Heavy rains in 2012 triggered extensive flooding, displacing millions across the region. As climate change continues to exacerbate weather variability, these types of ‘once in a century’ weather events will become more frequent.

1Climate, Peace and Security Fact Sheet Sahel

Climate-linked disasters have become more frequent and catastrophic in recent years and they are projected to get worse. In the 2010s, though there were fewer events, more people were affected, suggesting that the impacts of individual events have gotten worse.

Droughts and floods in the Sahel since the 1960s

Data Source: CRED EM-DAT database

Since 2008, over 60 million people have been affected by droughts, floods and storms in the Sahel.

The number of people affected by droughts and floods since 2014

Data Source: CRED EM-DAT database

Climate shocks and high food prices have deepened people’s vulnerability and challenged their access to food across the Sahel in recent years.

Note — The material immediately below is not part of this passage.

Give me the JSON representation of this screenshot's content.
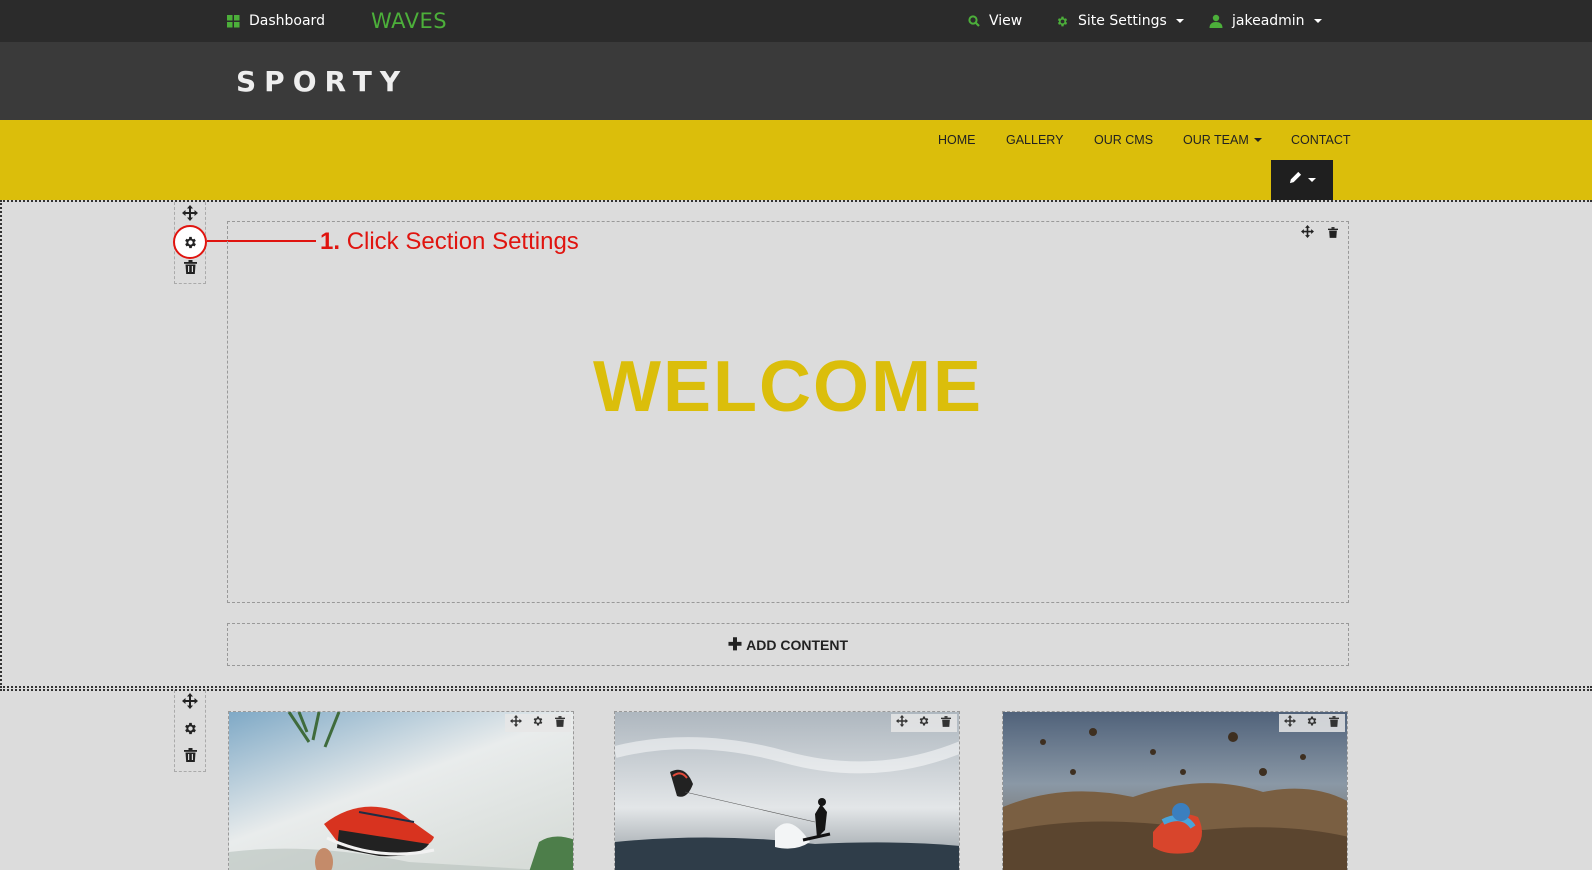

The Intergovernmental Panel on Climate Change (IPCC) predicts that agricultural yields will fall by 20% per decade by the end of the 21st century in some parts of the Sahel.1 These declines in crop productivity are linked to rising temperatures and changes in precipitation.

In 2020, over 43 million people in the six Sahelien countries are experiencing phase 2 (stressed) food insecurity and nearly 18 million people are experiencing phase 3+ (crisis/emergency) food insecurity. These numbers are projected to increase if no mitigating action is taken.

Population in IPC 3+

Data source: Cadre Harmonise

1IPCC ; OCHA - The Sahel in the midst of climate change, March 2020

More frequent climate shocks can exacerbate existing vulnerabilities and create conditions in which any small shock can lead to humanitarian emergencies. To make matters worse, the six Sahelien countries being explored in this data story are among the most climate vulnerable countries in the world, though their impact on climate change has been among the lowest.

In addition to experiencing some of the worst effects of climate change, these countries are also the least prepared to deal with its grave and worsening consequences.

Climate change vulnerability & readiness and CO2 emissions by country:

Data source: ND-GAIN Country Index (June 2021), World Bank: World Development Indicators (2018)